Defensively, there were few complaints. He tucked in well to win the ball off Albert Adomah. He could probably have done a little better at stopping a dangerous cross from Yuri Ribeiro. But at least there were few signs of the desperate, kamikaze lunges that occasionally pock-marked his time at Celtic, and which inspired his former captain Scott Brown to observe that Tierney would tackle his own grandmother if she was on the ball.
Still, it’s going forward where Arsenal fans really expect Tierney to earn his corn. And as the game went on, Tierney began to open his legs and show his class. He began to overlap more frequently around the outside of Reiss Nelson. On the hour, he sent Joe Lolley the wrong way with a lovely feint and shimmy before putting a searching cross into the area. It was the first real sign of that famous Tierney pace, the sort that once he reaches full fitness, can burn holes in plastic.
Perhaps he could have been a little more adventurous still. As the game began to stretch out, as the rain began to teem, Tierney began to drift from the game rather than take hold of it: as Bukayo Saka fought off two Forest defenders in the left corner, Emery waved his arm at Tierney, 50 yards back on the halfway line, urging him forward to support his team-mate.
Still, it was his first game in almost five months, and ultimately this was the real goal: minutes in the legs, experience in the bank, injury avoided. And perhaps, in the long run, Tierney’s delayed entrance may do him some good. He has avoided the giddy hoopla that tends to accompany all big summer signings, allowing him to get his bearings, do his rehab, slip in under the radar.

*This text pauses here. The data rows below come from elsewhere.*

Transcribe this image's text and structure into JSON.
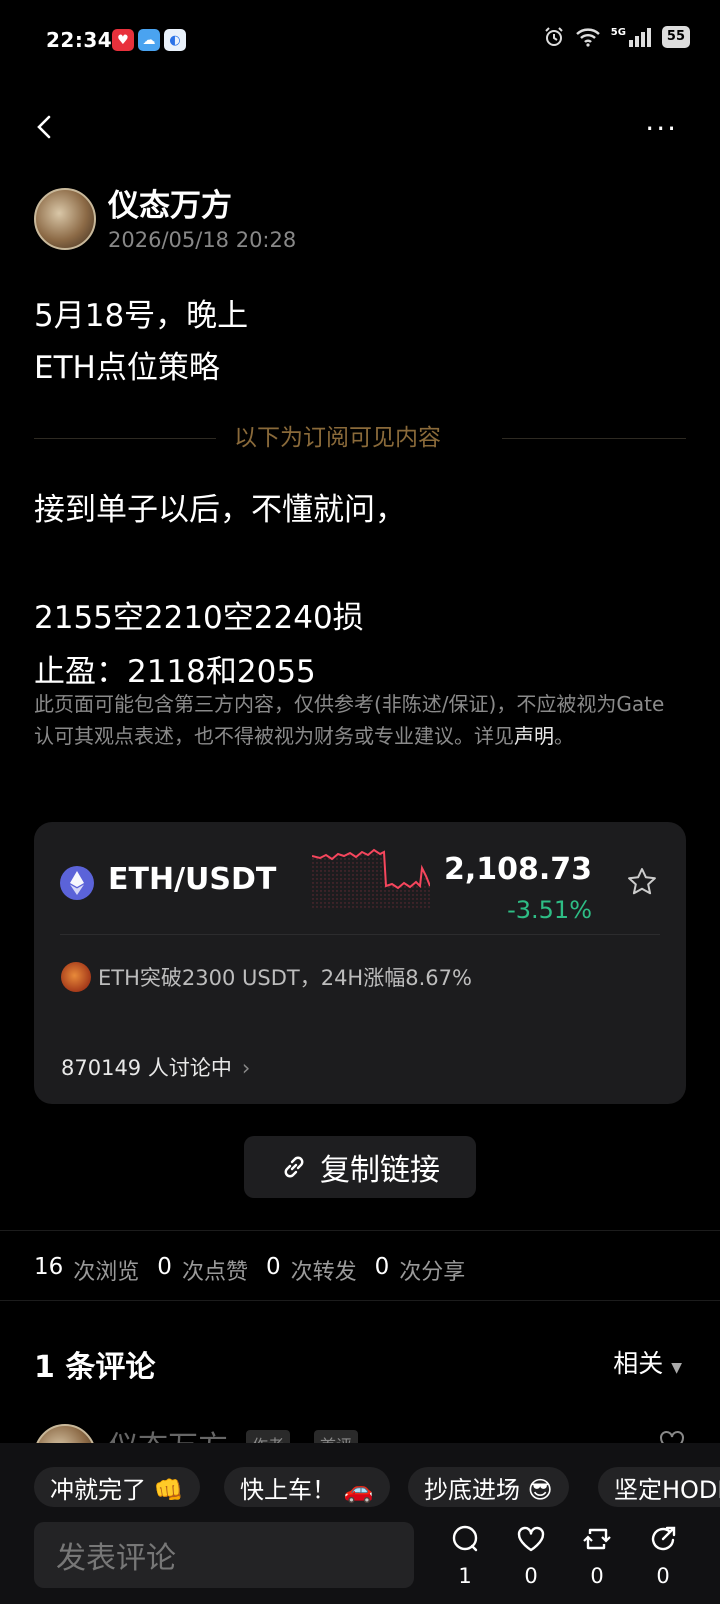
{
  "status_bar": {
    "time": "22:34",
    "battery": "55",
    "network": "5G"
  },
  "post": {
    "author": "仪态万方",
    "timestamp": "2026/05/18 20:28",
    "lines": [
      "5月18号，晚上",
      "ETH点位策略"
    ],
    "subscription_label": "以下为订阅可见内容",
    "body": [
      "接到单子以后，不懂就问，",
      "2155空2210空2240损",
      "止盈：2118和2055"
    ]
  },
  "disclaimer": {
    "text": "此页面可能包含第三方内容，仅供参考(非陈述/保证)，不应被视为Gate认可其观点表述，也不得被视为财务或专业建议。详见",
    "link": "声明",
    "end": "。"
  },
  "market_card": {
    "pair": "ETH/USDT",
    "price": "2,108.73",
    "change": "-3.51%",
    "news": "ETH突破2300 USDT，24H涨幅8.67%",
    "discussing": "870149 人讨论中",
    "colors": {
      "up": "#2ebd85",
      "down": "#f6465d"
    }
  },
  "copy_link": {
    "label": "复制链接"
  },
  "stats": [
    {
      "count": "16",
      "label": "次浏览"
    },
    {
      "count": "0",
      "label": "次点赞"
    },
    {
      "count": "0",
      "label": "次转发"
    },
    {
      "count": "0",
      "label": "次分享"
    }
  ],
  "comments": {
    "title": "1 条评论",
    "sort": "相关",
    "preview_name": "仪态万方",
    "badges": [
      "作者",
      "首评"
    ]
  },
  "quick_replies": [
    "冲就完了 👊",
    "快上车！ 🚗",
    "抄底进场 😎",
    "坚定HODL"
  ],
  "composer": {
    "placeholder": "发表评论"
  },
  "actions": [
    {
      "icon": "comment-icon",
      "count": "1"
    },
    {
      "icon": "heart-icon",
      "count": "0"
    },
    {
      "icon": "repost-icon",
      "count": "0"
    },
    {
      "icon": "share-icon",
      "count": "0"
    }
  ]
}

The clamour for him to start at Old Trafford next Monday must be resisted. There’s still work to be done, a process of adaptation and acclimatisation that demands time and care and above all patience. How will Tierney deal with taking the ball under pressure? How will his body and game adapt to the relentless, concussive intensity of the Premier League? How will he deal when Mo Salah is running at him, or Bernardo Silva pressing him furiously near his own goal-line? We still don’t know. But on a night of renewal and reset for Arsenal, this was just the sort of start Tierney would have wanted.